Right figure...

Box-and-whisker plots corresponding to tornado wind speeds simulated from an independent dataset of 498 tornado events. Boxes correspond to interquartile ranges (25th–75th percentiles) with the embedded horizontal line marks indicating the medians (50th percentiles) of the distributions, and whiskers extend to the 10th and 90th percentiles of the distributions. The computed tornado wind speed for the entered data is plotted as a color-coded horizontal bar on the box-and-whiskers plots.

What do I enter in the text boxes above?

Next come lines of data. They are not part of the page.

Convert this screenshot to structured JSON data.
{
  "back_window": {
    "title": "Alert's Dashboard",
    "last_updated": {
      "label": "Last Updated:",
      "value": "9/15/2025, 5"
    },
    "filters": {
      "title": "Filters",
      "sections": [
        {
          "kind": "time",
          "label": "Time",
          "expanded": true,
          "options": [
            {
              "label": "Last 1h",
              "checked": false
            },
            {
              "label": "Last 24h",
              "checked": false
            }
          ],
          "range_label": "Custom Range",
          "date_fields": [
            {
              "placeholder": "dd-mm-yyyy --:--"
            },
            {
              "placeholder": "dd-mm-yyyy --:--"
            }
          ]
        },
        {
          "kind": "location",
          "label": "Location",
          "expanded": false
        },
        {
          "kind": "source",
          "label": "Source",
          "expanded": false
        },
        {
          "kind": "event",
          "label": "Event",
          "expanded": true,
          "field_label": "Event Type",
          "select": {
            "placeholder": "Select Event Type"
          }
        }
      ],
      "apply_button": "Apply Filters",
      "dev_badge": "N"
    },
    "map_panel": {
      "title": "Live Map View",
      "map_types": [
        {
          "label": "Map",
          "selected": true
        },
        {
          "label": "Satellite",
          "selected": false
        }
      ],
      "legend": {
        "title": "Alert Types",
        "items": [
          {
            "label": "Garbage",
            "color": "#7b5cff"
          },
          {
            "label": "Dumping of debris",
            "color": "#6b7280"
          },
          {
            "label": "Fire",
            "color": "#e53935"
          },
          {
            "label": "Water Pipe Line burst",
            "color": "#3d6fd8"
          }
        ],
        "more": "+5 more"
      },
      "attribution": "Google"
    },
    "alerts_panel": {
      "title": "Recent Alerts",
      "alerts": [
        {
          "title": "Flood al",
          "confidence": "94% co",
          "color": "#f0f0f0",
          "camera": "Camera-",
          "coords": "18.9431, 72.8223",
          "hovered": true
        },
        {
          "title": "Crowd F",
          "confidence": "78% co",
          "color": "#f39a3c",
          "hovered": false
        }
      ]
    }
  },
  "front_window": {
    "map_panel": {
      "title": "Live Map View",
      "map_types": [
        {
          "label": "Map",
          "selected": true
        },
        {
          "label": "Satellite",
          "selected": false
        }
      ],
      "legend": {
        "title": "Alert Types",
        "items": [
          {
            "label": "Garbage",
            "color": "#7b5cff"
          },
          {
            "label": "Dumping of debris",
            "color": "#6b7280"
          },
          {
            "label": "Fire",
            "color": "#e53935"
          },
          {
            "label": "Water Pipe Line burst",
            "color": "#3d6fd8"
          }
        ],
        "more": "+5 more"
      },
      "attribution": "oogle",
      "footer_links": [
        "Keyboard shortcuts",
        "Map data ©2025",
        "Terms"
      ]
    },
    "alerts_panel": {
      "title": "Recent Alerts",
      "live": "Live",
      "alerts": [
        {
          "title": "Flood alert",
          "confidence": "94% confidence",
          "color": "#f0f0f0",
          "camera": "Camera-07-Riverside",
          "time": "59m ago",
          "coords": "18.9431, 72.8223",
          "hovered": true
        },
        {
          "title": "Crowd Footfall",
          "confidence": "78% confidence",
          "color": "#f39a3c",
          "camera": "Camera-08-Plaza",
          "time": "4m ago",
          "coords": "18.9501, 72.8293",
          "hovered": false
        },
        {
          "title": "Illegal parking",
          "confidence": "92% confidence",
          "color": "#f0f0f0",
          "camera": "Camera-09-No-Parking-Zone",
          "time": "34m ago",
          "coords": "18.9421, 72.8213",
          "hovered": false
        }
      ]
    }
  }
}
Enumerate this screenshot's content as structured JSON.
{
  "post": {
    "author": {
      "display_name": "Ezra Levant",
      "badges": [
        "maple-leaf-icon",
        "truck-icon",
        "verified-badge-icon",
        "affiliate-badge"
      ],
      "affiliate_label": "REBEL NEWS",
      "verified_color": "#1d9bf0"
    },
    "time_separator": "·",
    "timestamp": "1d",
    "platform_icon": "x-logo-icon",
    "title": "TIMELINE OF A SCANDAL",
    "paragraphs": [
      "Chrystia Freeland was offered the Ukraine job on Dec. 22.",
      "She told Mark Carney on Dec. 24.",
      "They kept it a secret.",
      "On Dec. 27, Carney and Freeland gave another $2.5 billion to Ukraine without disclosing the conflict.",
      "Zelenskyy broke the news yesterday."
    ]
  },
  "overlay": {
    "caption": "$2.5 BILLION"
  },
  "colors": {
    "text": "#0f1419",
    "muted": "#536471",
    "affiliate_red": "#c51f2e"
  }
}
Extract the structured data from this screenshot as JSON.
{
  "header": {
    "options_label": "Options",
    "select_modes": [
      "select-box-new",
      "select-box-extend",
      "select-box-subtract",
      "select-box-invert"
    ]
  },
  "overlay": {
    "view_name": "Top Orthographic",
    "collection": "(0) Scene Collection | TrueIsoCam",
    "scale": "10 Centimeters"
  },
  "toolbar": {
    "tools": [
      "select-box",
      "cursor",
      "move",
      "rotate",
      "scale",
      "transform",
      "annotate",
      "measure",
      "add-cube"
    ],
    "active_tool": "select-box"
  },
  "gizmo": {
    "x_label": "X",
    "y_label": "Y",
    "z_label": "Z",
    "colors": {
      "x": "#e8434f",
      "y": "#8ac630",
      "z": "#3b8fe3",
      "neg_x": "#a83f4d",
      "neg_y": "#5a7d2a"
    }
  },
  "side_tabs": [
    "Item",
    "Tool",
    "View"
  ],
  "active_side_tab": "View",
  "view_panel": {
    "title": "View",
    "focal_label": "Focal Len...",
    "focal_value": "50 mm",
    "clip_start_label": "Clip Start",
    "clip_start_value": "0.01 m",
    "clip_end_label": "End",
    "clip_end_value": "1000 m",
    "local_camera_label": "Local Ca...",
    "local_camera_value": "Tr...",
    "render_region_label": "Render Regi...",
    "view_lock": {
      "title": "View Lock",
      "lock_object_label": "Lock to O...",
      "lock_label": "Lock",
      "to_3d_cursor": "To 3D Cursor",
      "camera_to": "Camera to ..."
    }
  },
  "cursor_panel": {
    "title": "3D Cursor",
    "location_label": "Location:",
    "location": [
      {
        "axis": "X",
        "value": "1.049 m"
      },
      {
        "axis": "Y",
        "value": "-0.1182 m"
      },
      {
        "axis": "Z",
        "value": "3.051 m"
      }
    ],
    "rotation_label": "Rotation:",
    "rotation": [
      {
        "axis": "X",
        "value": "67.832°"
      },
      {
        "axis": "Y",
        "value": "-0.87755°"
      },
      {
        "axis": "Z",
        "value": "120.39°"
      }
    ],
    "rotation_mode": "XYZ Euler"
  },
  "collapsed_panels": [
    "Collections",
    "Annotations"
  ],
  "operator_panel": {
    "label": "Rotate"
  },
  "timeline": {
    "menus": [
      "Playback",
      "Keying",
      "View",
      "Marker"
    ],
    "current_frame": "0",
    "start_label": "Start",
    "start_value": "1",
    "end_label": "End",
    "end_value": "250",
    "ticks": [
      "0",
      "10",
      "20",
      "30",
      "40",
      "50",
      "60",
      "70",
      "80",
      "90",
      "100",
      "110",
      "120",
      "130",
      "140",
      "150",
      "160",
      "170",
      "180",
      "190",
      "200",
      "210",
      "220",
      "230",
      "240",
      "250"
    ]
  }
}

Use the text boxes to enter appropriate values determined by radar assessment. For the STP entry, use the
SPC Mesoanalysis to determine the STP value closest to the location of interest.

How is the output computed?

The tornado probability and tornado wind speed are computed using regression equations provided in Cohen et al. (2018).

For tornado probabilities, the percentile ranks are obtained by linearly interpolating between the 10th, 25th, 50th, 75th and 90th percentiles provided in the publication. The percentile ranks of the tornado probabilities among the tornado and non-tornado distributions can be used to determine statistics analogous to the Probability Of Detection (POD) and the False Alarm Ratio (FAR). For a computed tornado probability, there exists a percentile rank among the independent sample of tornado events, and there exists a percentile rank among the independent sample of non-tornado/null events. Using your computed tornado probability as a minimum threshold for detecting tornadoes — shown by the color-coded bar in the left plot — you would detect a certain proportion of tornadoes (analogous to POD; percent of tornado distribution above the color-coded bar) and you would falsely detect a certain proportion of nulls (analogous to FAR; percent of non-tornado/null distribution above the color-coded bar).

For tornado probabilities, the percentile ranks are obtained by linearly interpolating between the 10th, 25th, 50th, 75th and 90th percentiles provided in the publication. The percentile ranks of the tornado probabilities among the tornado and non-tornado distributions can be used to determine statistics analogous to the Probability Of Detection (POD) and the False Alarm Ratio (FAR). For a computed tornado probability, there exists a percentile rank among the independent sample of tornado events, and there exists a percentile rank among the independent sample of non-tornado/null events. Using your computed tornado probability as a minimum threshold for detecting tornadoes — shown by the color-coded bar in the left plot — you would detect a certain proportion of tornadoes (analogous to POD; percent of tornado distribution above the color-coded bar) and you would falsely detect a certain proportion of nulls (analogous to FAR; percent of non-tornado/null distribution above the color-coded bar).

The gray shaded box & whisker plots correspond to models tested on independent dataset.

For the tornado wind speed plot, darker gray vertical rectangles indicate wind speeds for each tornado rating.

For the tornado wind speed plot, darker gray vertical rectangles indicate wind speeds for each tornado rating.